Even lawmakers say they’re struggling to get answers from state unemployment officials as Florida continues to reel from massive COVID-19 layoffs.
The latest questions-- how many unemployment claims have been paid out and how fast is it happening?
Perhaps those most frustrated by the lack of information, Floridians out of work. Many have already waited for weeks without getting a check or an idea of when they will.
“I have five children,” said Amanda McCallum, a Pensacola resident. “My husband and I are both waiting to collect unemployment. In the meantime, we can’t pay rent, we can’t pay utility bills.”
McCallum, a former server, has been waiting on her claim for about a month. Though she’s received tentative approval from Florida’s Department of Economic Opportunity, she still has no idea when funds will flow.
“I’ve tried multiple times to call,” McCallum said. “Probably hundreds at this point. I can’t get through to anybody. It doesn’t seem like I’m getting any answers anywhere.”
Some state lawmakers are finding themselves in the same boat, looking for details from DEO but getting little response. Rep. Anna Eskamani, D-Orlando, is one of the department’s loudest critics online. She's tried repeatedly to get detailed numbers on claims data without much luck.
“We continue to have to operate within a place of no transparency and accountability,” she said.
Eskamani has taken it upon herself to find out how many claims DEO has paid to date. The Democrat started an informal survey on Twitter. Hundreds of votes later, she believes it suggests a lot of pending payments.
“As of 500 people who responded, only 1% said they had received any type of fund,” Eskamani said.
Reporters have also struggled to get a clear picture of the situation. Repeated requests the department provide how many claims have been paid or the current size of the application backlog are still unanswered.
Despite that, Monday Gov. Ron DeSantis said he’d seen the data.
“I don’t want to give you a number,” the governor said during a news conference. “I reviewed them this morning, but there have been claims paid.”
The Republican declined to give specifics, fearing he’d misquote the report.
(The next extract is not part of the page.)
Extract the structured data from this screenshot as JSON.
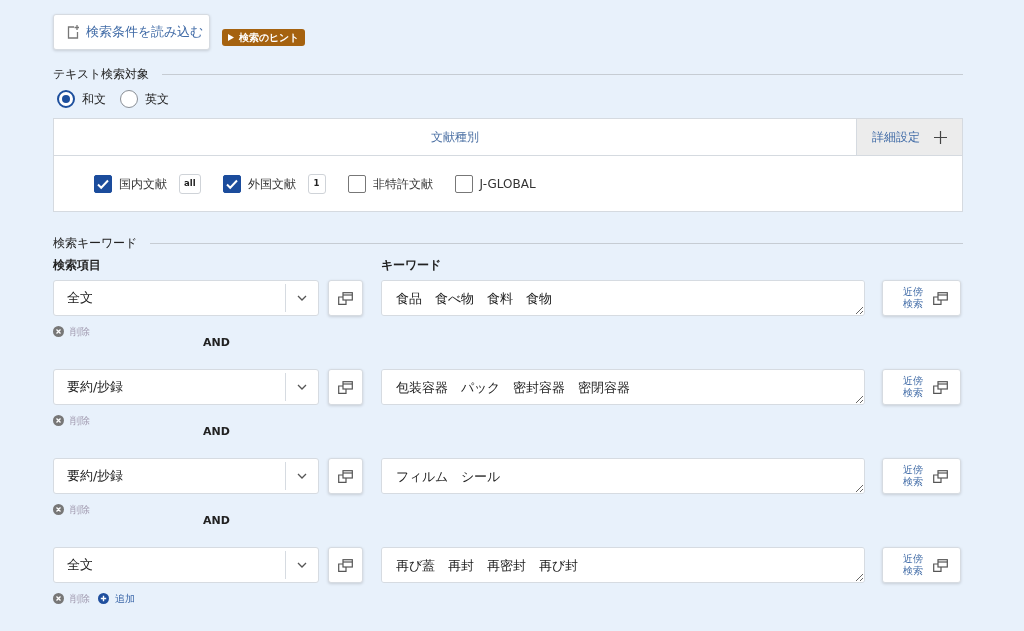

He did address claims DEO lacks transparency.
“I’ve told the department we all want more answers more quickly,” DeSantis said. “Trust me, we want to get that.”
DEO says on average staff takes two to three weeks to process each unemployment application. The Department of Revenue has also sent the Economic Opportunity an additional 600 workers to help speed the process up. Officials say they understand the public's frustrations but are urging patience during this unprecedented time.